Participation in RAD could present a solution for certain PRAC properties.

Other Project Needs and Options 

Financial models show how challenging it would be to attract and secure funding from the private markets to the small size of the typical stand-alone PRAC property. These models also show how, without substantial increases to the current break-even budgets, it will be very difficult to make it financially feasible to recapitalize or leverage new funds, even if the owners are allowed take on debt.

Additionally, when a property has imminent extensive and/or sudden emergency needs, and when it lacks sufficient resources, there typically is not enough time to complete a full recapitalization process. To address this issue, advocacy is needed to provide funds for emergency capital repairs, a Congressionally-authorized program which has not received funding in recent years.

For newer PRACs and/or those single-site or smaller portfolio sponsors that need not or perhaps cannot participate in a portfolio consolidation, it is critical to establish policies regarding PRAC budgeting to address the adequacy of the reserve for replacement accounts for long-term sustainability, as well as reasonable and appropriate daily operations. Conversations are already underway with HUD on this front.

Task Force Activity to Date

A preliminary conference call was held in late October of 2014 to ask willing members to help identify the major issues to be addressed in any legislative or regulatory proposal to preserve 202 PRACs. 

Around that time, HUD’s recent release of a proposed rule for implementing changes to the Section 202/811 programs provided some hope that PRAC projects might be allowed to incur debt to increase energy efficiency, and that existing PRAC levels could be maintained and allow properties to pay debt where there would be cost savings created by the modifications.  (This is still only a proposed rule, nothing has been finalized yet.)

In the winter and spring of 2015, an informal member workgroup met frequently by phone and helped LeadingAge staff to develop a survey of Section 202 PRAC portfolio needs.  LeadingAge sent out information to all 2,875 202/PRAC properties nationwide, directing them to the online survey.  Approximately 300 individual sites participated in the survey, and the results greatly informed the future direction of the workgroup.  Shortly afterward the survey, LeadingAge elevated the workgroup to become a task force, led by Cheryl Wickersham, Vice President for Housing Service at United Church Homes ( an Ohio-based, national affordable housing, healthcare and senior living provider organization and LeadingAge member), and financial specialists began to do modeling of refinancing examples put forward by task force members.   
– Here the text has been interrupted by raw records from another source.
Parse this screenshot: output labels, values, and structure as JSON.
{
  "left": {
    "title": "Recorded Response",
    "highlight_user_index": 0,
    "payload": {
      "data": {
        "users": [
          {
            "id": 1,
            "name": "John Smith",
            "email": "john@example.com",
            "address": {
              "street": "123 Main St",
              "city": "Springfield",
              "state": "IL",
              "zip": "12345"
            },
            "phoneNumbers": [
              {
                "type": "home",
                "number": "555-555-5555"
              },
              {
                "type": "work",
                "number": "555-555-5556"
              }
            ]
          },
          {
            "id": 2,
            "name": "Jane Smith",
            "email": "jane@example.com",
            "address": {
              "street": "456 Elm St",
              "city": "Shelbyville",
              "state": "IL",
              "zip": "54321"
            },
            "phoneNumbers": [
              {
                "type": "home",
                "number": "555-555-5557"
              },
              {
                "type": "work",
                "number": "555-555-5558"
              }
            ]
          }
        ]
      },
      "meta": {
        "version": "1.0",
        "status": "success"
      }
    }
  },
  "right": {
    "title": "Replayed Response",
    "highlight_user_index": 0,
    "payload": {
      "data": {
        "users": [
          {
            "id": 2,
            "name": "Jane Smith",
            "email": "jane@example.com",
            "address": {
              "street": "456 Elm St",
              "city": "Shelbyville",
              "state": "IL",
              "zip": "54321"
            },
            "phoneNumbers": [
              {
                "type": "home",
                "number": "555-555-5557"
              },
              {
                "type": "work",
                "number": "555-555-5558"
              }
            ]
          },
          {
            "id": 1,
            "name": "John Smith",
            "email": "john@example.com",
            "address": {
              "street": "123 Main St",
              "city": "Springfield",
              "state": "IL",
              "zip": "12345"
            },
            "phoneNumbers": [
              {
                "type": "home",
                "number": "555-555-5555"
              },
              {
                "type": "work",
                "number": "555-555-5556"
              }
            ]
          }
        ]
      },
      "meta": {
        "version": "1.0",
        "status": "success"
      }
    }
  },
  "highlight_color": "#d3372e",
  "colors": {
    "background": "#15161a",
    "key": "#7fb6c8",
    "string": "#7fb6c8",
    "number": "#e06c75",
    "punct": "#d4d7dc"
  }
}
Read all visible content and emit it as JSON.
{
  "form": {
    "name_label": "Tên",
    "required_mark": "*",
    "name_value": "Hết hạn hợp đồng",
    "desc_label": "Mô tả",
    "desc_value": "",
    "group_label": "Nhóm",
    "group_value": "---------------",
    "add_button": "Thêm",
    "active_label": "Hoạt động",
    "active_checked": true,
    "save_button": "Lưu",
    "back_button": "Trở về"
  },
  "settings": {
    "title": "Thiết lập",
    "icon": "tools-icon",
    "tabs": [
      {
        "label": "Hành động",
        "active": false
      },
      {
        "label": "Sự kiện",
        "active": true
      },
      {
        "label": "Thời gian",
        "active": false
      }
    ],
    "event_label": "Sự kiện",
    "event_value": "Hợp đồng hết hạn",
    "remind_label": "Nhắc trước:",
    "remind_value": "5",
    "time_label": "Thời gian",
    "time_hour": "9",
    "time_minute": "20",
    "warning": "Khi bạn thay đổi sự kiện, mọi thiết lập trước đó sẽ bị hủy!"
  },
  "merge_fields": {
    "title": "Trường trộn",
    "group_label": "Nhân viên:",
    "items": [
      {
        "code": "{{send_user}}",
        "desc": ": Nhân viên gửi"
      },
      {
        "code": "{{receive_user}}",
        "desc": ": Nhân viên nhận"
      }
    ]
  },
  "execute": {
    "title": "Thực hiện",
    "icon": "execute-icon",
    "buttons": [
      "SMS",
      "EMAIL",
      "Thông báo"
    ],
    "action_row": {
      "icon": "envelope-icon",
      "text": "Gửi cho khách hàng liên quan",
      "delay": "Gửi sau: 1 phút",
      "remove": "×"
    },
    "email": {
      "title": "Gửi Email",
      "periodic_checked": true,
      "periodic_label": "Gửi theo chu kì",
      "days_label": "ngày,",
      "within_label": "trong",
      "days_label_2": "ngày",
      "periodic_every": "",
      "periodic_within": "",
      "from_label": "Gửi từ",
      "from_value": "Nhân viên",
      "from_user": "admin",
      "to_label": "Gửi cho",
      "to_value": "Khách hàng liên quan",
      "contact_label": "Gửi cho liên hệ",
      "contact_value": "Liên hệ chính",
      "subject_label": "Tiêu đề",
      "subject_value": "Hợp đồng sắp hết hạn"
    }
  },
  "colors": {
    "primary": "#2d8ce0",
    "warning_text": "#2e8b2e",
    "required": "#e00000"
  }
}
The task force met for the first-time in person during the LeadingAge 2015 annual meeting in Boston, and there they worked on a concept paper reflecting the concerns of providers, the findings from the survey, and recommendations on how to address the needs of the PRAC portfolio.  Along the way, key findings and preliminary ideas were shared with HUD staff, who engaged proactively in the discussion and provided feedback to the task force.  

LeadingAge staff have started visits with key congressional offices to educate them on this issue to build support. 

Next Steps  

Moving from task force recommendations, and administrative budget proposals, to necessary opportunities legislatively, and more concrete guidance and consistency in budgeting, will take some time.   This requires the support of members too.  We’ll keep you posted on next steps and hope you’ll keep us posted on continuing efforts to address capital needs concerns and budgeting, too.